Front end was interesting; it wasn't even 8 PM yet. Only option was self checkout; no regular cashiers open. I saw many employees just standing around talking. I didn't see anyone picking orders and saw one employee attempting to straighten clothing (another absolute disaster area, looked worse than a thrift store). First time I have seen mandatory self checkout at a Target.
Target is circling the drain faster than imaginable.
I have long suspected that Target focuses regional management on the major cities with lots of stores and neglects the remote areas. They don't seem to like leaving the urban environment. This might be another reason why they have tried to open so many smaller format urban stores - maybe too many of their regional managers lack experience in staffing and operating stores outside of these areas? It is much more challenging to run stores in a "one store market" where you must have strong leadership that is capable of developing a deep bench within the store for succession planning.
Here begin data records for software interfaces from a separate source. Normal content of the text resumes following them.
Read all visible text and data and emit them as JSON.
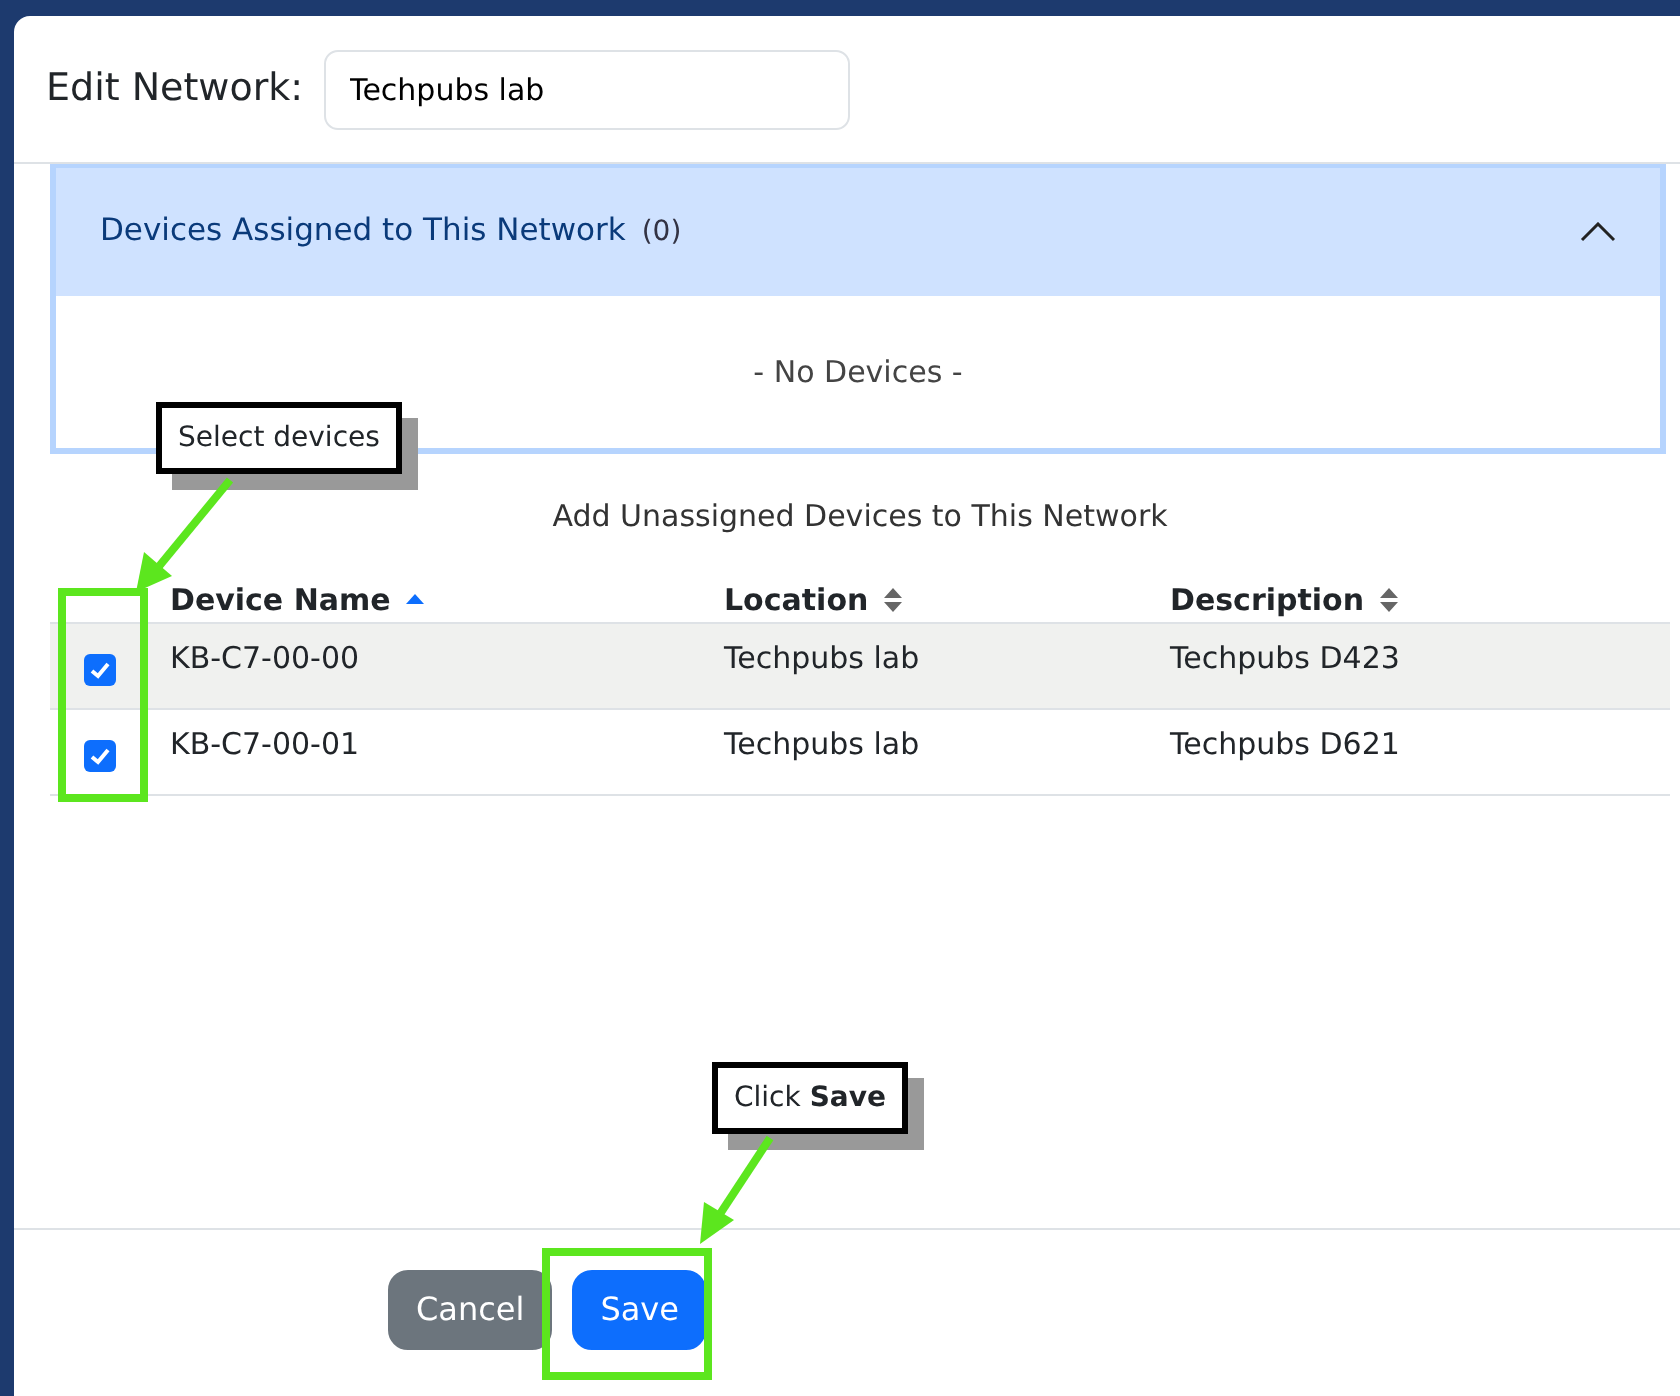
{
  "dialog": {
    "title_label": "Edit Network:",
    "network_name": "Techpubs lab"
  },
  "assigned_panel": {
    "title": "Devices Assigned to This Network",
    "count": "(0)",
    "expanded": true,
    "empty_text": "- No Devices -"
  },
  "unassigned": {
    "heading": "Add Unassigned Devices to This Network",
    "columns": [
      {
        "label": "Device Name",
        "sorted": true
      },
      {
        "label": "Location",
        "sorted": false
      },
      {
        "label": "Description",
        "sorted": false
      }
    ],
    "rows": [
      {
        "checked": true,
        "highlighted": true,
        "cells": [
          "KB-C7-00-00",
          "Techpubs lab",
          "Techpubs D423"
        ]
      },
      {
        "checked": true,
        "highlighted": false,
        "cells": [
          "KB-C7-00-01",
          "Techpubs lab",
          "Techpubs D621"
        ]
      }
    ]
  },
  "buttons": [
    {
      "label": "Cancel",
      "kind": "secondary"
    },
    {
      "label": "Save",
      "kind": "primary"
    }
  ],
  "callouts": [
    {
      "text": "Select devices"
    },
    {
      "text": "Click **Save**"
    }
  ]
}
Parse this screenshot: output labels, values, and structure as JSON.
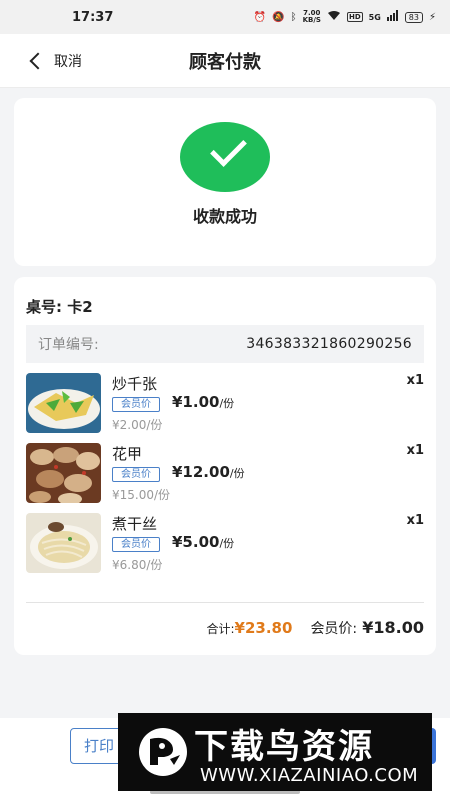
{
  "status": {
    "time": "17:37",
    "net_speed_value": "7.00",
    "net_speed_unit": "KB/S",
    "hd": "HD",
    "signal": "5G",
    "battery": "83"
  },
  "nav": {
    "back_label": "取消",
    "title": "顾客付款"
  },
  "success": {
    "text": "收款成功",
    "icon": "check-icon",
    "color": "#1fbe5a"
  },
  "order": {
    "table_label": "桌号: 卡2",
    "order_no_label": "订单编号:",
    "order_no": "346383321860290256",
    "items": [
      {
        "name": "炒千张",
        "tag": "会员价",
        "member_price": "¥1.00",
        "unit": "/份",
        "orig_price": "¥2.00/份",
        "qty": "x1"
      },
      {
        "name": "花甲",
        "tag": "会员价",
        "member_price": "¥12.00",
        "unit": "/份",
        "orig_price": "¥15.00/份",
        "qty": "x1"
      },
      {
        "name": "煮干丝",
        "tag": "会员价",
        "member_price": "¥5.00",
        "unit": "/份",
        "orig_price": "¥6.80/份",
        "qty": "x1"
      }
    ],
    "total_label": "合计:",
    "total_value": "¥23.80",
    "member_total_label": "会员价:",
    "member_total_value": "¥18.00"
  },
  "bottom": {
    "print_label": "打印"
  },
  "watermark": {
    "title": "下载鸟资源",
    "url": "WWW.XIAZAINIAO.COM"
  },
  "colors": {
    "accent": "#3b74d8",
    "total": "#e07a1a"
  }
}
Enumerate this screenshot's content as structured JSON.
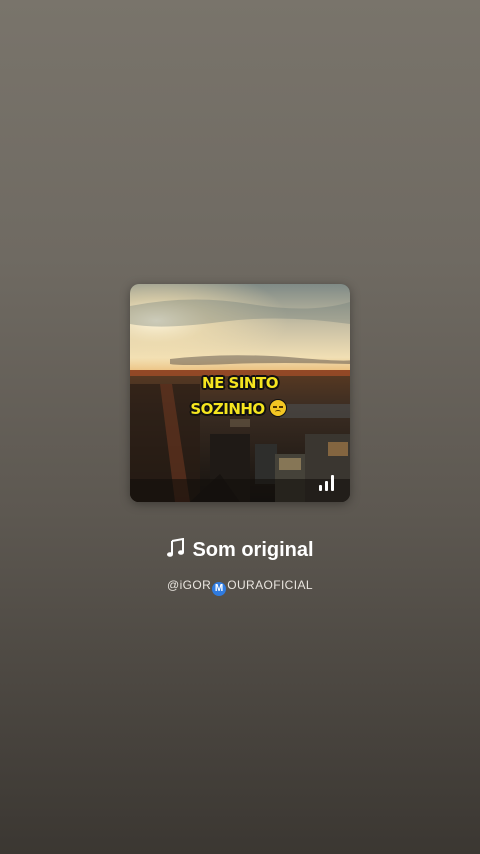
{
  "cover": {
    "overlay_line1": "NE SINTO",
    "overlay_line2": "SOZINHO",
    "emoji": "disappointed-face",
    "playing_indicator": "equalizer-bars-icon",
    "text_color": "#f5e51f"
  },
  "sound": {
    "title": "Som original",
    "title_icon": "music-note-icon",
    "author_prefix": "@iGOR",
    "author_badge": "M",
    "author_suffix": "OURAOFICIAL"
  }
}
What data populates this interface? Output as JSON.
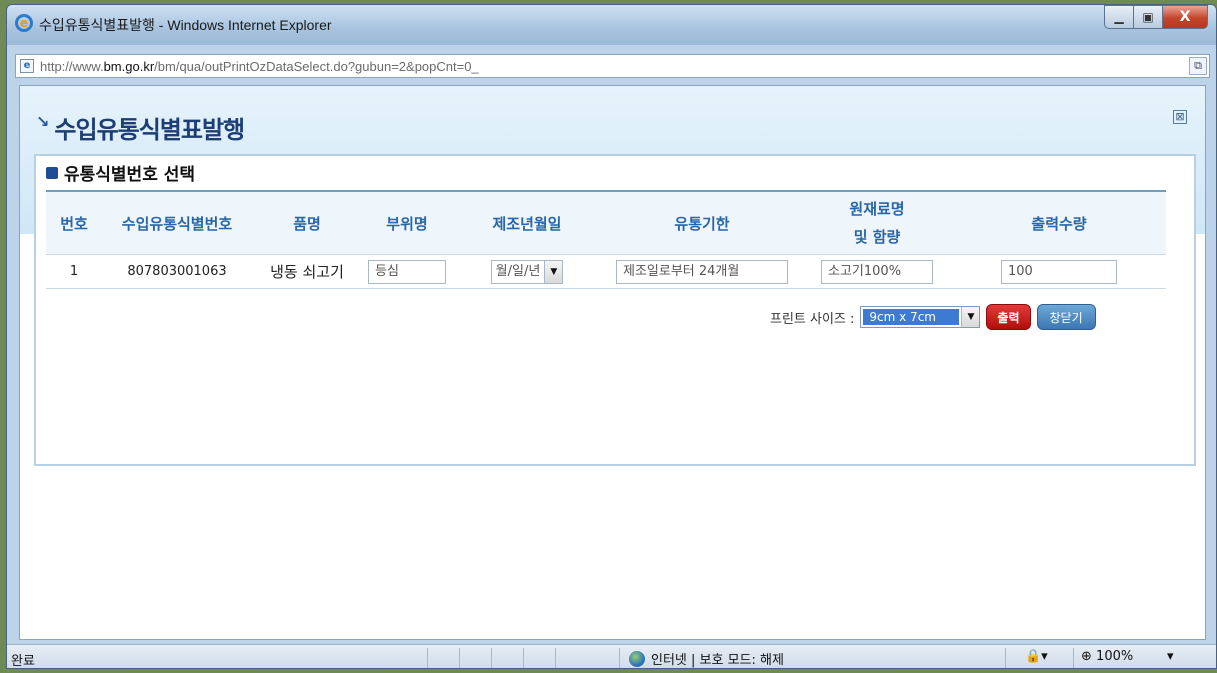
{
  "window": {
    "title": "수입유통식별표발행 - Windows Internet Explorer",
    "minimize": "▁",
    "maximize": "▣",
    "close": "X"
  },
  "address": {
    "url_prefix": "http://www.",
    "url_domain": "bm.go.kr",
    "url_suffix": "/bm/qua/outPrintOzDataSelect.do?gubun=2&popCnt=0_"
  },
  "popup": {
    "title": "수입유통식별표발행",
    "close_icon": "⊠"
  },
  "section": {
    "title": "유통식별번호 선택"
  },
  "table": {
    "headers": {
      "no": "번호",
      "code": "수입유통식별번호",
      "product": "품명",
      "part": "부위명",
      "mfg_date": "제조년월일",
      "expiry": "유통기한",
      "material_line1": "원재료명",
      "material_line2": "및 함량",
      "qty": "출력수량"
    },
    "rows": [
      {
        "no": "1",
        "code": "807803001063",
        "product": "냉동 쇠고기",
        "part": "등심",
        "mfg_date": "월/일/년",
        "expiry": "제조일로부터 24개월",
        "material": "소고기100%",
        "qty": "100"
      }
    ]
  },
  "print": {
    "size_label": "프린트 사이즈 :",
    "size_value": "9cm x 7cm",
    "print_button": "출력",
    "close_button": "창닫기"
  },
  "status": {
    "left": "완료",
    "zone": "인터넷 | 보호 모드: 해제",
    "zoom": "100%"
  }
}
In a metro market you can just do the job posting for Team Leader of whatever department and move people from store to store quickly since you have dozens of locations. If a store breaks you can put together an overnight team for a few days and fix it. Not so much in a one store market, and a two or three store market isn't much better. This is where Walmart excels - they aggressively seek managers who will relocate anywhere they're asked to - and they can build a bench within a store to promote from. Hence most one store market Walmart stores are their best run stores - while for Target they are their worst.
They do seem to be testing a solution to the Pfresh/SuperTarget issue in a few SoCal stores. I call it "Pfresh Plus." Long Beach-Bellflower Blvd. was recently expanded and knocked down the walls into the former garden center for a larger grocery section. This is a old store that probably opened in the 80's and does good volume and has been well maintained - it was standard Target size but with this expansion is now probably about 130K Sq ft, a tad smaller than the 150-170K SuperTarget locations. It is more like a Walmart grocery area in a store that didn't have service deli or bakery, and is a larger assortment of foods. It is not as large as the SuperTarget format which they seemed to not be able to keep up with. This is also in place in Redlands which was also recently remodeled and expanded, as well as Camarillo and Temecula. Long Beach, Redlands and Temecula got a second entrance in foods that is actually branded as Target Grocery and the Order Pickup counter moved there along with a few self checkout registers for quick grocery orders; Camarillo maintains the one entrance format and it is furthest from foods. It is definitely a larger assortment of fresh products than the Pfresh which makes it easier to do a complete shopping trip (as long as you didn't want service deli, service bakery or seafood - but Target can't execute any of these categories well anyway so no loss). Instead of one column of aisles there are two columns. This also makes it easier to shop than the SuperTarget format where the aisles are just too long. Redlands is probably the best version of this and leads with produce. I could easily see Target "downsizing" the Super format to this version which doesn't take away as much from the assortment as their locations that were "de-supered" down to Pfresh - and if they maintained the same labor without having to fund losing operations like bakery they might be able to maintain a good standard in the rest of the department and become more competitive with Walmart. If this "Pfresh Plus" format works they could also easily collapse a column of general merch aisles out of conventional Target stores and implement it there as well to gain more food sales.